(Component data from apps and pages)
------

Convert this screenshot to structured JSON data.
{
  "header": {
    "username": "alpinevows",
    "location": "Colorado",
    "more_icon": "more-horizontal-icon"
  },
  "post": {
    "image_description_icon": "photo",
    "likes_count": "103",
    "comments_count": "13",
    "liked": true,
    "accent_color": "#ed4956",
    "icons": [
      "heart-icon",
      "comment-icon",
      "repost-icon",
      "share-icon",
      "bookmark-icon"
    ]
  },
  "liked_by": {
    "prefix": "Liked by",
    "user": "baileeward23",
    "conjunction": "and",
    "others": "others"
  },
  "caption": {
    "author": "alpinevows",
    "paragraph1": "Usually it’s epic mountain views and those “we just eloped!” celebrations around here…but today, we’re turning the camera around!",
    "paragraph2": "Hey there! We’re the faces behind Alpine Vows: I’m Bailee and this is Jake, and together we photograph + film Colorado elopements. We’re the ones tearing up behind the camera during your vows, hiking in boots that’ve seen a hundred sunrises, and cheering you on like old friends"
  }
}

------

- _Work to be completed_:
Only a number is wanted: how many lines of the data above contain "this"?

- _Your response_:
2